Several Turtle Creek 1 homeowners have tried to get sewer and water access to the neighborhood, formerly of Austin Township, since 2013.
Of the 28 properties in question, 16 are deemed eminent public health threats due to poor sewer systems, while another 10 properties have non-compliant sewer systems under county and state guidelines.
The council formally approved the annex in late 2013, and work went under way to hook those residents up to the city’s sewer and water grid.
Public Works Director Steven Lang gave a presentation on the Turtle Creek 1 projects last year, showing the sewer hookup would cost about $22,900 per property for the sewer project, and about $9,500 to install the water main in the neighborhood. The project could include a potential street paving project for about $4,600 and a water service hookup for about $1,500, should residents wish to have that included.
Yet after consulting with Austin Utilities, city officials found the cost to complete those projects would rise.
That didn’t deter many residents from continuing to pursue the project.
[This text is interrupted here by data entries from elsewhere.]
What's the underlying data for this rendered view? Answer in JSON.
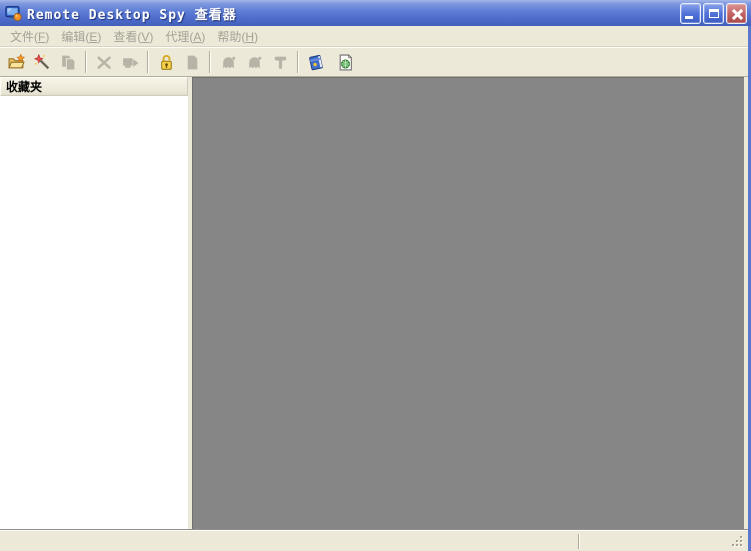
{
  "window": {
    "title": "Remote Desktop Spy 查看器",
    "icon": "remote-desktop-icon",
    "controls": [
      {
        "name": "minimize"
      },
      {
        "name": "maximize"
      },
      {
        "name": "close"
      }
    ]
  },
  "menu": {
    "items": [
      {
        "pre": "文件(",
        "key": "F",
        "post": ")"
      },
      {
        "pre": "编辑(",
        "key": "E",
        "post": ")"
      },
      {
        "pre": "查看(",
        "key": "V",
        "post": ")"
      },
      {
        "pre": "代理(",
        "key": "A",
        "post": ")"
      },
      {
        "pre": "帮助(",
        "key": "H",
        "post": ")"
      }
    ]
  },
  "toolbar": {
    "buttons": [
      {
        "name": "open",
        "icon": "open-folder-new-icon",
        "enabled": true
      },
      {
        "name": "wizard",
        "icon": "magic-wand-icon",
        "enabled": true
      },
      {
        "name": "copy",
        "icon": "copy-documents-icon",
        "enabled": false
      },
      {
        "name": "delete",
        "icon": "delete-x-icon",
        "enabled": false
      },
      {
        "name": "export",
        "icon": "monitor-arrow-icon",
        "enabled": false
      },
      {
        "name": "lock",
        "icon": "padlock-icon",
        "enabled": true
      },
      {
        "name": "log",
        "icon": "document-icon",
        "enabled": false
      },
      {
        "name": "play",
        "icon": "ghost-icon",
        "enabled": false
      },
      {
        "name": "play-all",
        "icon": "ghost-icon",
        "enabled": false
      },
      {
        "name": "tools",
        "icon": "hammer-icon",
        "enabled": false
      },
      {
        "name": "help",
        "icon": "help-book-icon",
        "enabled": true
      },
      {
        "name": "website",
        "icon": "web-document-icon",
        "enabled": true
      }
    ]
  },
  "sidebar": {
    "header": "收藏夹"
  },
  "statusbar": {
    "left_text": "",
    "right_text": ""
  },
  "colors": {
    "titlebar_top": "#a3b6e8",
    "titlebar_bottom": "#4160ba",
    "chrome": "#ece9d8",
    "workspace_gray": "#868686",
    "window_border_blue": "#5b76cc",
    "menu_text_gray": "#a5a295",
    "disabled_icon_gray": "#b7b3a6"
  }
}
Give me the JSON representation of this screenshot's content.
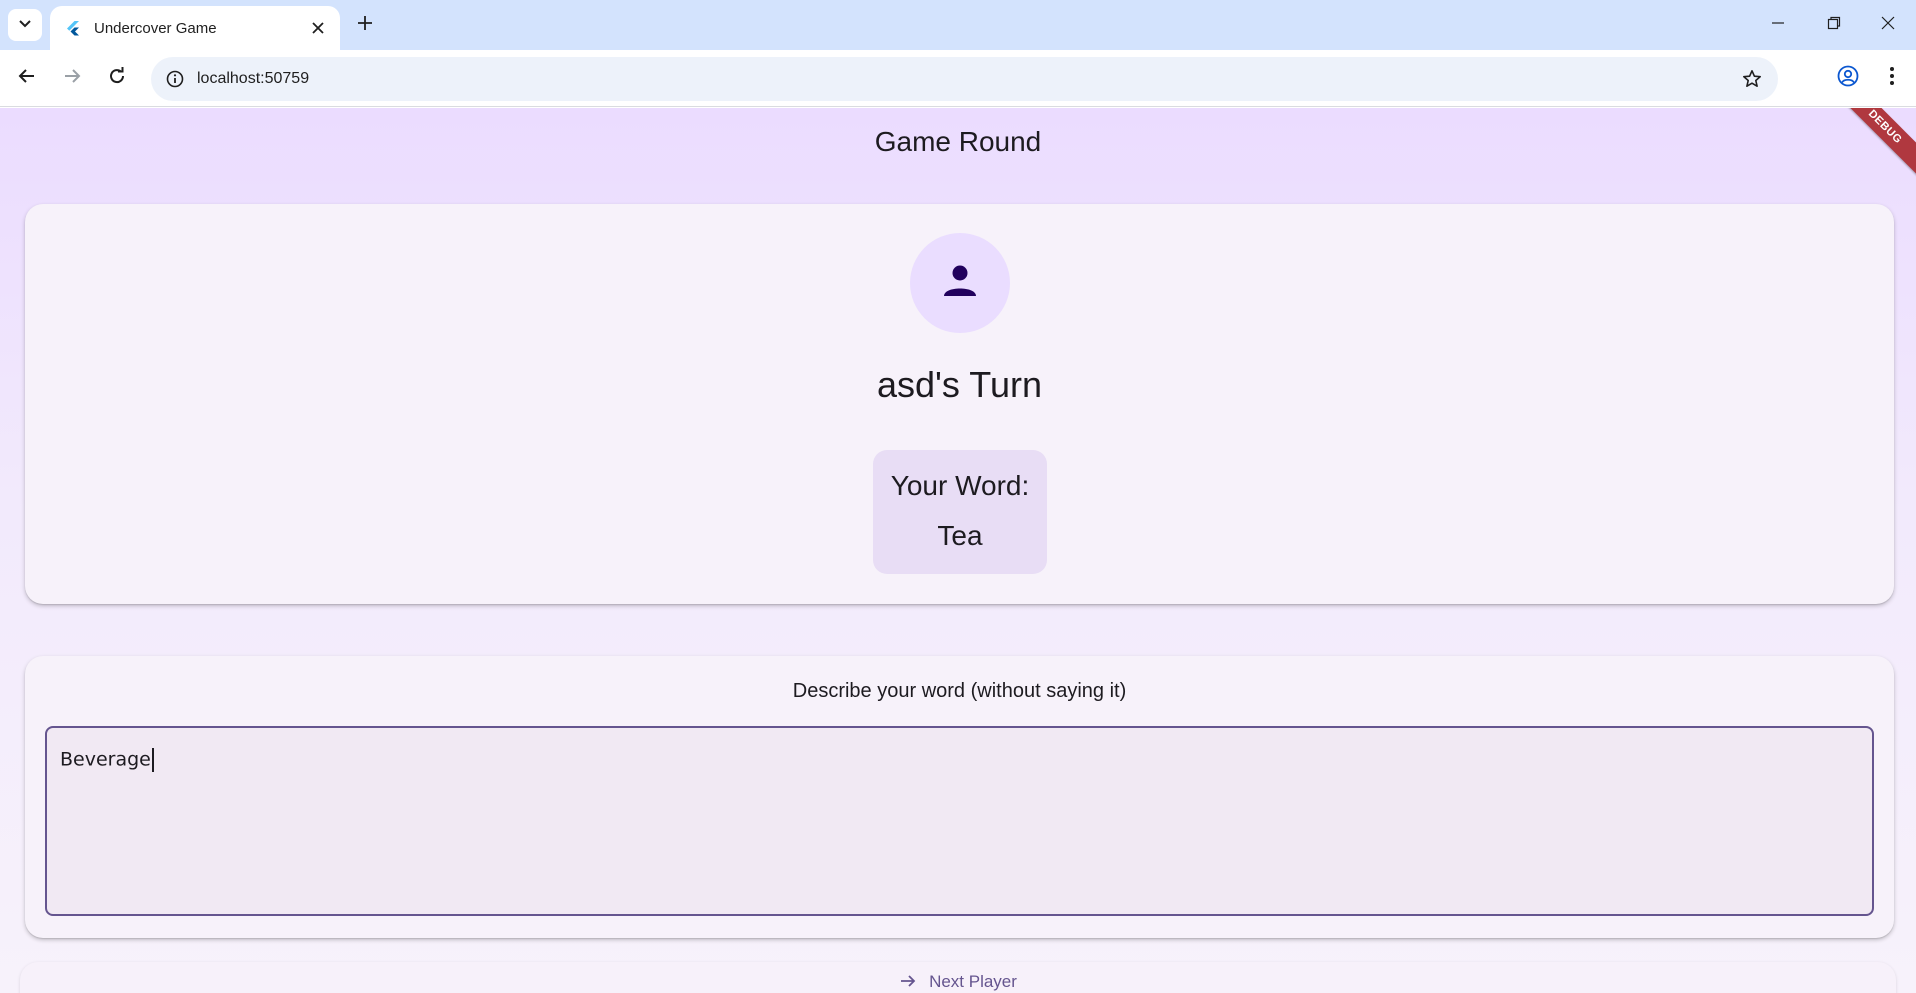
{
  "browser": {
    "tab_title": "Undercover Game",
    "url": "localhost:50759"
  },
  "app": {
    "title": "Game Round",
    "debug_banner": "DEBUG",
    "player": {
      "turn_text": "asd's Turn",
      "word_label": "Your Word:",
      "word": "Tea"
    },
    "describe": {
      "prompt": "Describe your word (without saying it)",
      "value": "Beverage"
    },
    "next_button_label": "Next Player"
  },
  "colors": {
    "accent": "#65558f",
    "avatar_bg": "#eaddff",
    "avatar_icon": "#21005d",
    "debug_banner": "#b0383f",
    "card_bg": "#f7f2fa"
  },
  "icons": {
    "tab_search": "chevron-down-icon",
    "favicon": "flutter-icon",
    "tab_close": "close-icon",
    "new_tab": "plus-icon",
    "minimize": "minimize-icon",
    "restore": "restore-icon",
    "close_window": "close-icon",
    "back": "arrow-left-icon",
    "forward": "arrow-right-icon",
    "reload": "reload-icon",
    "site_info": "info-icon",
    "bookmark": "star-icon",
    "profile": "account-icon",
    "menu": "more-vertical-icon",
    "avatar": "person-icon",
    "next": "arrow-right-icon"
  }
}
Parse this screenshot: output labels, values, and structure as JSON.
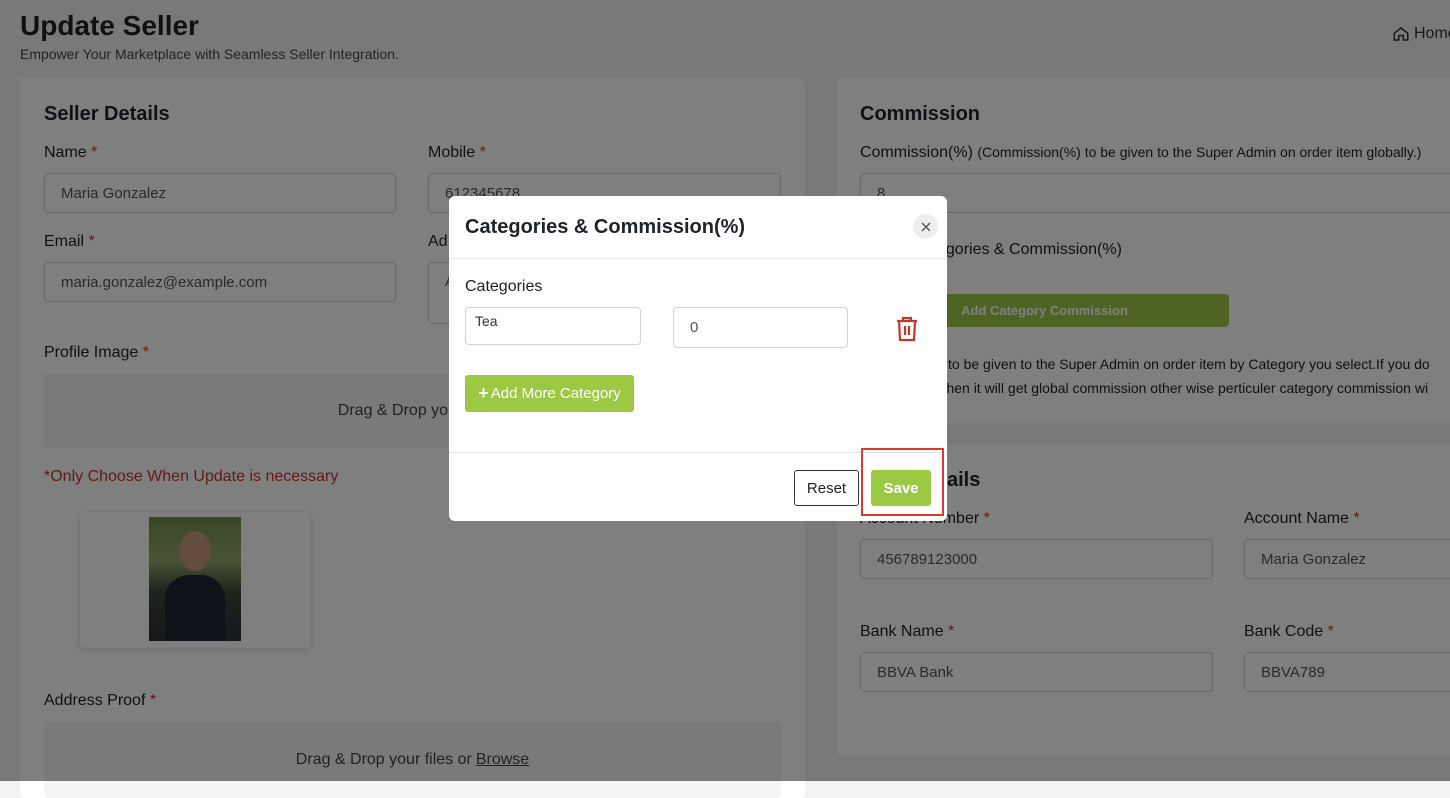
{
  "header": {
    "title": "Update Seller",
    "subtitle": "Empower Your Marketplace with Seamless Seller Integration.",
    "home_label": "Home"
  },
  "seller_details": {
    "title": "Seller Details",
    "name_label": "Name",
    "name_value": "Maria Gonzalez",
    "mobile_label": "Mobile",
    "mobile_value": "612345678",
    "email_label": "Email",
    "email_value": "maria.gonzalez@example.com",
    "address_label": "Ad",
    "address_value": "A",
    "profile_image_label": "Profile Image",
    "dropzone_text": "Drag & Drop your files or",
    "browse_label": "Browse",
    "profile_dropzone_visible": "Drag & Drop your file",
    "update_note": "*Only Choose When Update is necessary",
    "address_proof_label": "Address Proof",
    "required_mark": "*"
  },
  "commission": {
    "title": "Commission",
    "label": "Commission(%)",
    "hint": "(Commission(%) to be given to the Super Admin on order item globally.)",
    "value": "8",
    "category_label": "egories & Commission(%)",
    "add_button": "Add Category Commission",
    "info_line1": "%) to be given to the Super Admin on order item by Category you select.If you do",
    "info_line2": "ry then it will get global commission other wise perticuler category commission wi"
  },
  "bank_details": {
    "title_visible": "ails",
    "account_number_label": "Account Number",
    "account_number_value": "456789123000",
    "account_name_label": "Account Name",
    "account_name_value": "Maria Gonzalez",
    "bank_name_label": "Bank Name",
    "bank_name_value": "BBVA Bank",
    "bank_code_label": "Bank Code",
    "bank_code_value": "BBVA789"
  },
  "modal": {
    "title": "Categories & Commission(%)",
    "categories_label": "Categories",
    "category_selected": "Tea",
    "commission_value": "0",
    "add_more_label": "Add More Category",
    "reset_label": "Reset",
    "save_label": "Save"
  },
  "colors": {
    "accent_green": "#9bc944",
    "required_red": "#c0392b",
    "highlight_red": "#d93a2e",
    "trash_red": "#c0392b"
  }
}
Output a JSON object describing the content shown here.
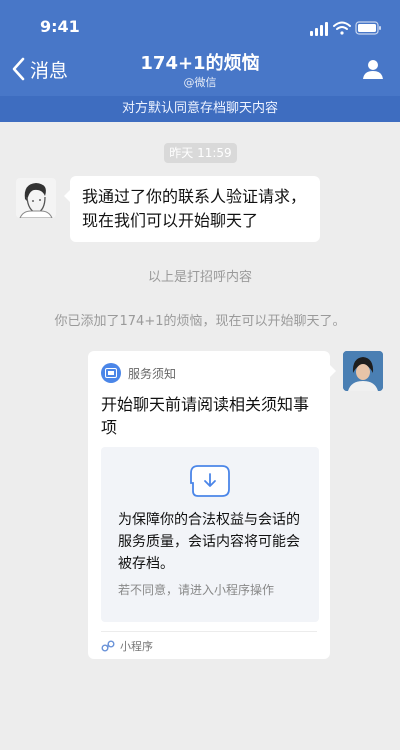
{
  "status_bar": {
    "time": "9:41"
  },
  "header": {
    "back_label": "消息",
    "title": "174+1的烦恼",
    "subtitle": "@微信",
    "banner": "对方默认同意存档聊天内容"
  },
  "chat": {
    "timestamp": "昨天 11:59",
    "incoming_message": "我通过了你的联系人验证请求，现在我们可以开始聊天了",
    "system_notice_1": "以上是打招呼内容",
    "system_notice_2": "你已添加了174+1的烦恼，现在可以开始聊天了。"
  },
  "card": {
    "service_label": "服务须知",
    "title": "开始聊天前请阅读相关须知事项",
    "box_main": "为保障你的合法权益与会话的服务质量，会话内容将可能会被存档。",
    "box_sub": "若不同意，请进入小程序操作",
    "footer_label": "小程序"
  },
  "colors": {
    "header_bg": "#4877c8",
    "banner_bg": "#3e6dc0",
    "chat_bg": "#ededed",
    "accent": "#4b86e8"
  }
}
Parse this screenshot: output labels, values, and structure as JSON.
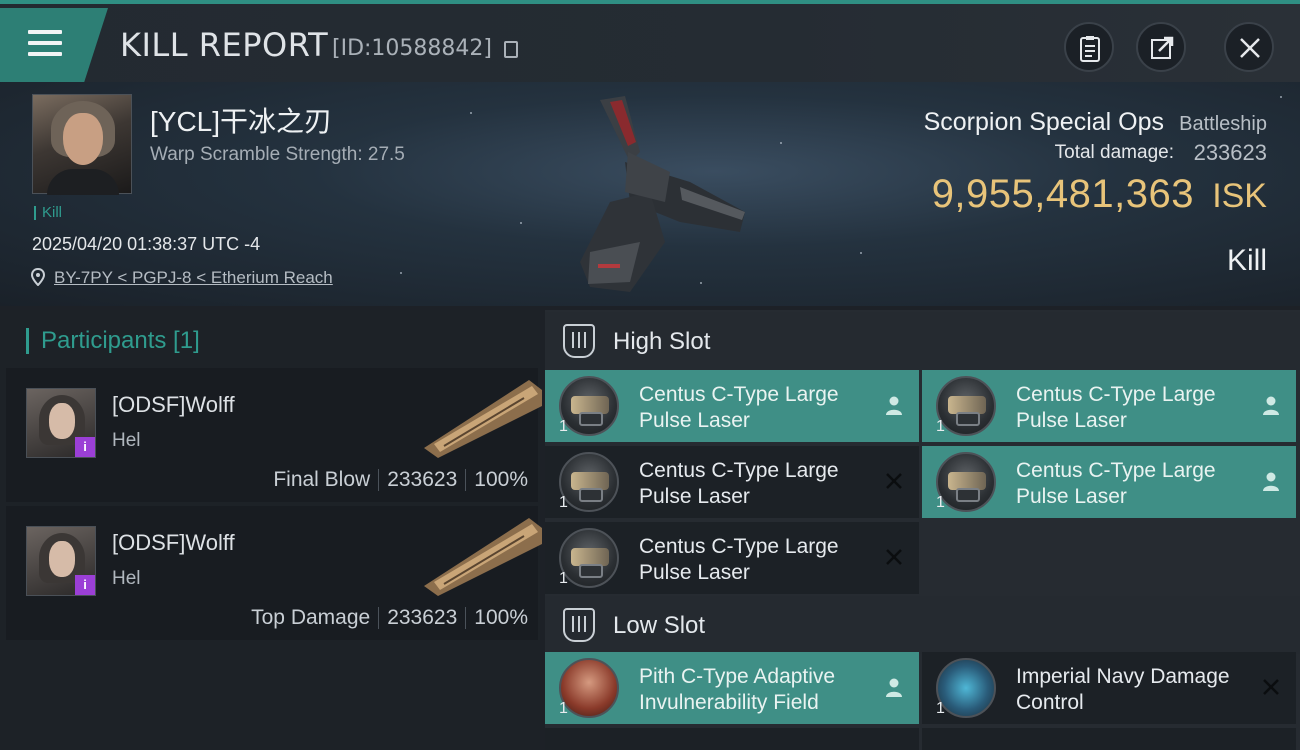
{
  "window": {
    "title": "KILL REPORT",
    "id_text": "[ID:10588842]"
  },
  "victim": {
    "name": "[YCL]干冰之刃",
    "warp_scramble": "Warp Scramble Strength: 27.5",
    "tag": "Kill",
    "datetime": "2025/04/20 01:38:37 UTC -4",
    "location": "BY-7PY < PGPJ-8 < Etherium Reach",
    "ship_name": "Scorpion Special Ops",
    "ship_class": "Battleship",
    "total_damage_label": "Total damage:",
    "total_damage_value": "233623",
    "isk_value": "9,955,481,363",
    "isk_unit": "ISK",
    "result": "Kill"
  },
  "participants": {
    "header": "Participants [1]",
    "rows": [
      {
        "name": "[ODSF]Wolff",
        "ship": "Hel",
        "role": "Final Blow",
        "damage": "233623",
        "percent": "100%",
        "badge": "i"
      },
      {
        "name": "[ODSF]Wolff",
        "ship": "Hel",
        "role": "Top Damage",
        "damage": "233623",
        "percent": "100%",
        "badge": "i"
      }
    ]
  },
  "slots": {
    "high_label": "High Slot",
    "low_label": "Low Slot",
    "high": [
      {
        "name": "Centus C-Type Large Pulse Laser",
        "qty": "1",
        "status": "dropped"
      },
      {
        "name": "Centus C-Type Large Pulse Laser",
        "qty": "1",
        "status": "dropped"
      },
      {
        "name": "Centus C-Type Large Pulse Laser",
        "qty": "1",
        "status": "destroyed"
      },
      {
        "name": "Centus C-Type Large Pulse Laser",
        "qty": "1",
        "status": "dropped"
      },
      {
        "name": "Centus C-Type Large Pulse Laser",
        "qty": "1",
        "status": "destroyed"
      }
    ],
    "low": [
      {
        "name": "Pith C-Type Adaptive Invulnerability Field",
        "qty": "1",
        "status": "dropped"
      },
      {
        "name": "Imperial Navy Damage Control",
        "qty": "1",
        "status": "destroyed"
      }
    ]
  },
  "colors": {
    "accent": "#2f9c8e",
    "isk": "#e8c47a",
    "dropped_bg": "#3f8f86",
    "destroyed_bg": "#1c2126"
  },
  "icons": [
    "menu-icon",
    "copy-icon",
    "clipboard-icon",
    "share-icon",
    "close-icon",
    "location-pin-icon",
    "slot-icon",
    "person-icon",
    "x-icon"
  ]
}
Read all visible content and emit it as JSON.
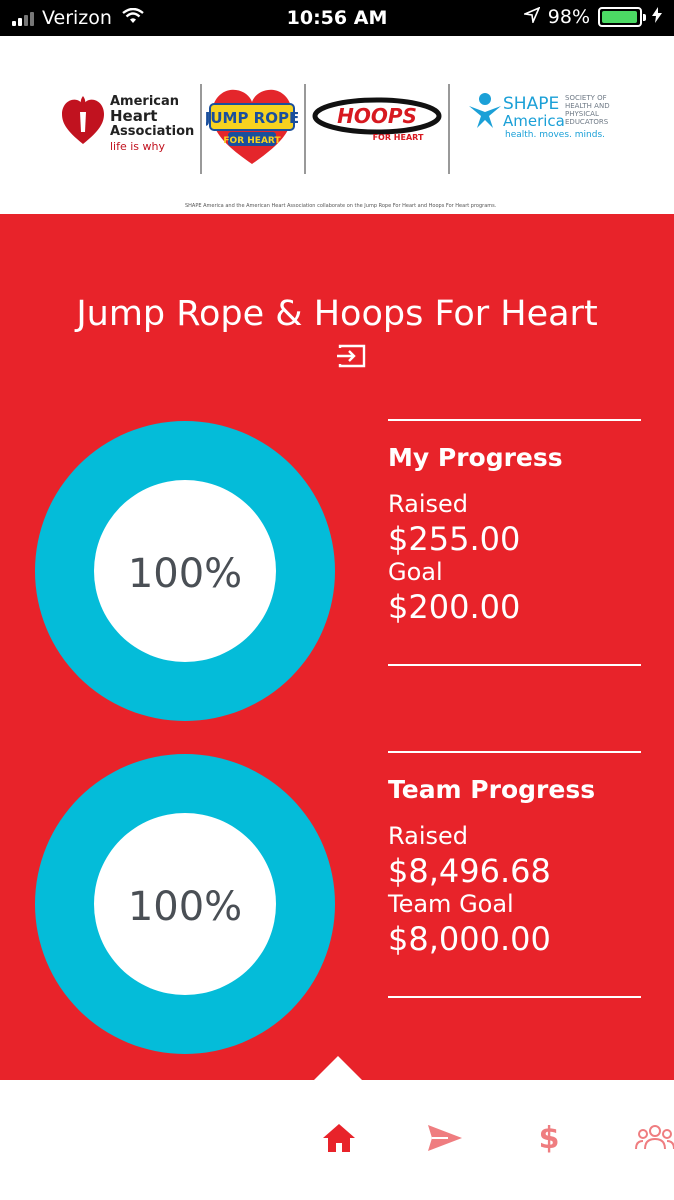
{
  "status_bar": {
    "carrier": "Verizon",
    "time": "10:56 AM",
    "battery": "98%"
  },
  "logos": {
    "aha_line1": "American",
    "aha_line2": "Heart",
    "aha_line3": "Association",
    "aha_tagline": "life is why",
    "jump_rope": "JUMP ROPE",
    "jump_rope_sub": "FOR HEART",
    "hoops": "HOOPS",
    "hoops_sub": "FOR HEART",
    "shape_line1": "SHAPE",
    "shape_line2": "America",
    "shape_small": "SOCIETY OF HEALTH AND PHYSICAL EDUCATORS",
    "shape_tagline": "health. moves. minds.",
    "collab_note": "SHAPE America and the American Heart Association collaborate on the Jump Rope For Heart and Hoops For Heart programs."
  },
  "main": {
    "title": "Jump Rope & Hoops For Heart",
    "my_progress": {
      "heading": "My Progress",
      "percent_text": "100%",
      "raised_label": "Raised",
      "raised_value": "$255.00",
      "goal_label": "Goal",
      "goal_value": "$200.00"
    },
    "team_progress": {
      "heading": "Team Progress",
      "percent_text": "100%",
      "raised_label": "Raised",
      "raised_value": "$8,496.68",
      "goal_label": "Team Goal",
      "goal_value": "$8,000.00"
    }
  },
  "bottom_nav": {
    "items": [
      {
        "icon": "home-icon",
        "active": true
      },
      {
        "icon": "send-icon",
        "active": false
      },
      {
        "icon": "dollar-icon",
        "symbol": "$",
        "active": false
      },
      {
        "icon": "team-icon",
        "active": false
      }
    ]
  },
  "colors": {
    "brand_red": "#e8232a",
    "ring_cyan": "#04bcd9",
    "inactive_icon": "#ef7d80"
  }
}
Larry Ashley told the council he and his wife have very poor water from their well and need to use other water sources for things as basic as laundry.
“Those of us that have got bad water now, we’re dead,” he said.
Yet property owner Brad Anderson, whose home is currently compliant, objected to both projects as his systems work well on their own.
“My water is just fine,” he said.
City officials secured $461,000 from a Point Source Implementation Grant, as well as another $98,000 to help bring costs down after project bids came in much higher than anticipated.
City staff are also giving Turtle Creek 1 residents a little more leeway when it comes to hooking up to the city’s systems. Residents can either pay the assessment cost for planned sewer work all at once, over the next 15 years, or wait to hook up to the sewer system.
The two homes with compliant sewer systems can apply for waivers every three years moving forward before hooking up to the city.
City staff are using an assessment model with Turtle Creek 1 residents rather than its recently designed sewer access fee charge as the city began working on the project before the fee was in place.